On that particular morning I woke up at the crack of dawn, downed a cup of coffee, and made my way to the dock right before first light. I made my first cast just as the sun started to come up on the horizon. I had tied on an all chrome candlefish, made by the Point Wilson Dart Company, with one small bead swivel in line to prevent my mono filament line from getting tangled. I jigged my rod tip up six inches and reeled a few cranks of line in, then repeated that process until the lure was visible in front of me. I cast the lure back out and repeated the process. The jigging soon became a rhythm that I didn't even need to think about. My friend, Aaron, had met me at the dock that morning and was jigging along by my side. As we would jig up and down and reel our lures back in, we talked about what was going on in each of our lives, having friendly conversation.
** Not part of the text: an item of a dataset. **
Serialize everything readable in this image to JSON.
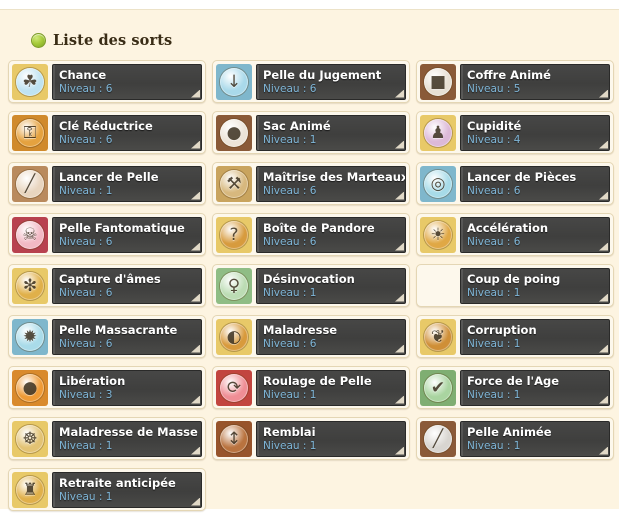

I was mid-sentence, as I jigged my lure upward when it suddenly came to a complete stop. The lure felt like it had just gotten snagged on something solid and hard. Just when I thought my lure had snagged on the bottom of the Puget Sound, the drag on my reel started screaming as line started leaving the reel rapidly. I could see my rod tip jerking up and down as the fish shook its head trying to remove the hooks from its mouth. I couldn't believe it, I had hooked my first salmon! My adrenaline was pumping as I fought the fish. I would reel in a few cranks and the fish would run away and strip the line right back off my reel. I could tell that this fish was much larger than any of the trout I had caught in local lakes as a kid, and fighting it was like nothing I had ever experienced before. Other anglers up and down the pier noticed that I had a fish on and hurried over to watch the battle ensue, when suddenly the fish leaped from the water, and I caught my first glimpse of it. A huge, shiny chrome Chinook salmon buck crashed back into the water with a giant splash. Sighting the fish and being surrounded by other anglers added to my excitement immensely. I could feel my heart beating faster and faster within my chest. Just when I thought I couldn't take it anymore, the monstrous fish started to give up his battle.
"Don't horse him in," another fisherman advised, as I reeled the fish in the last few feet. "Ok, hold him right there, he's almost in the net!" he exclaimed. Then I heard another fisherman yell "Got him!" and I let out a sigh of relief. My hands and arms were shaking with a combination of excitement and fatigue. I was in disbelief. I had caught my first salmon, and what a salmon it was! The king salmon weighed in at 17lbs and was chrome bright, covered in sea lice, and was by far the largest fish I had ever caught.
From that moment on, I was hooked. Since that day, I have fished every chance I've had over the years. I have fished for salmon and steelhead all over the Pacific Northwest. I have fished in the Baltic Sea while on a training mission with the Marine Corps in Latvia. I've fished for carp in the private ponds of Saddam Hussein, outside what was once his personal palace, while deployed to Iraq. I spent countless hours tying fishing leaders and mailing them home while deployed to Afghanistan. I have participated in many events focused on the conservation of fish and the sport of fishing in Washington State. Fishing has become, not only a hobby, but a passion and lifestyle that I hope to continue to enjoy and share with others until my dying days.